Another trend that remains rooted in tradition is that the family unit generally provides support for the elderly. Yet this may also change or lead to problems for future generations. The declining fertility rate across the country is also reducing family size. Moreover, the 2012 Situation of Older Persons in Myanmar report found that daughters and grandchildren are prominent sources of support for unmarried elders in Myanmar. Given the steady increase in the number of unmarried women in the country (12.4% of women over the age of 50 were not married according to the 2014 Census), it is possible that aging women will have fewer children they can rely on for support.
As demonstrated by this research, as well as numerous other commentators, the way forward for gender equality in Myanmar is in the hands of all stakeholders – the government, civil society, and women themselves. Social progress is a process that spans generations, and it is worth noting that the process has already begun in Myanmar. The vast potential for women’s rights in the country cannot and must not be lost in an attempt to normalise discrimination. That women in Myanmar do continue to suffer from inequality is not a myth, and that the work of activists and advocates has contributed vastly to improved conditions for them is no legend either.

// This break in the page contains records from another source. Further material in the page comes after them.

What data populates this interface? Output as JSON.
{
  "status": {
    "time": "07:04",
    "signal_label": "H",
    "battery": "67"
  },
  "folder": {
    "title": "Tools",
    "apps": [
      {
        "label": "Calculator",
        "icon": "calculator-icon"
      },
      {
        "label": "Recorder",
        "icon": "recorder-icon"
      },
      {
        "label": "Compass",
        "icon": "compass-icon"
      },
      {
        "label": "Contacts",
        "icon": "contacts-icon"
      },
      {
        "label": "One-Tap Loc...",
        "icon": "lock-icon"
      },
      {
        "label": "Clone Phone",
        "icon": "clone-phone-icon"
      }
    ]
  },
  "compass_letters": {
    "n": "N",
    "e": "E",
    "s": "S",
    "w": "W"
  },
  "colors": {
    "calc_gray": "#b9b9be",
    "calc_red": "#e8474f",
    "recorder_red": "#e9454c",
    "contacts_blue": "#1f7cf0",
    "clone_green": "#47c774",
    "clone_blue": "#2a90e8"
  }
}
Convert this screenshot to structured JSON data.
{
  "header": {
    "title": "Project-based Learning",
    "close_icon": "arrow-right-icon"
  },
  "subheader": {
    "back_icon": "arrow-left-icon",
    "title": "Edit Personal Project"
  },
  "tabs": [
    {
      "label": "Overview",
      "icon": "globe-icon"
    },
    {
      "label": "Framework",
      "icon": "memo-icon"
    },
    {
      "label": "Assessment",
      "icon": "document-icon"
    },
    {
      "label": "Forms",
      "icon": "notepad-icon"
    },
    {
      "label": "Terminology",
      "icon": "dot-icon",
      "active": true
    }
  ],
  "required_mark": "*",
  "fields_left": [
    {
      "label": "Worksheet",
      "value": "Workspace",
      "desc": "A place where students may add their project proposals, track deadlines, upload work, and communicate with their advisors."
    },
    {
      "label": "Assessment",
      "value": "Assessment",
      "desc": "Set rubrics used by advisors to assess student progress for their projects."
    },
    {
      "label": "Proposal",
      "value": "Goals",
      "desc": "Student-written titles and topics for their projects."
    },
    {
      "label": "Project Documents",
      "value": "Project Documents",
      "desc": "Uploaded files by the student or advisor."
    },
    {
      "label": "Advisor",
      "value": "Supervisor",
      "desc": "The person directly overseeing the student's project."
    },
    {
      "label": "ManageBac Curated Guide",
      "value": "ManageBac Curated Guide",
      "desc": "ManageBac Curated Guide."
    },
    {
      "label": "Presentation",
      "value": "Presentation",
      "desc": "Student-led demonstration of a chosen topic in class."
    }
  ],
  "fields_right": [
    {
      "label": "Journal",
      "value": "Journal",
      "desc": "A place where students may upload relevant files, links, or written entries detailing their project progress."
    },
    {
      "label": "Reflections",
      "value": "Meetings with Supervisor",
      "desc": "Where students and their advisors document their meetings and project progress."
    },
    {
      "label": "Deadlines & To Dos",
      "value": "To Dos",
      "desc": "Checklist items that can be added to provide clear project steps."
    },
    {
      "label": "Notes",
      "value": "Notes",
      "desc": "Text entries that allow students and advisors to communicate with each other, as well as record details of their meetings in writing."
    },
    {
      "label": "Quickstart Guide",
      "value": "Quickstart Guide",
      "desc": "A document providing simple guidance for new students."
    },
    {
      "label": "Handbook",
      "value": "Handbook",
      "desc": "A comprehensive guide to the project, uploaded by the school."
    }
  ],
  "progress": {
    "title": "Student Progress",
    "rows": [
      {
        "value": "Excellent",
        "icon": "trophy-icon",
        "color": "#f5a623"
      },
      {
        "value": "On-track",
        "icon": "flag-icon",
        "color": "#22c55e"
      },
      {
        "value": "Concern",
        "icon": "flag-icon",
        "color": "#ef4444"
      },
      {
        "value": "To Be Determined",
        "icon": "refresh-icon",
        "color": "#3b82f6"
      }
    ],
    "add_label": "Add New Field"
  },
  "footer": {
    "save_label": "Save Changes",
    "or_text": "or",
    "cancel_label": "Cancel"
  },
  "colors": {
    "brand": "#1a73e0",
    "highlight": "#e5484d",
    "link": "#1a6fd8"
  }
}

Shagun Gupta is a humanitarian worker, currently based in Yangon, Myanmar. Over the past two years, she has worked on food security and livelihoods with the United Nations in Myanmar (focusing on Rakhine State), and human rights documentation on the Thai-Myanmar border. This article is based on research done in her capacity as Programme Officer with HelpAge International Myanmar. The research is part of a regional effort to understand women’s well-being over the life course in ASEAN countries.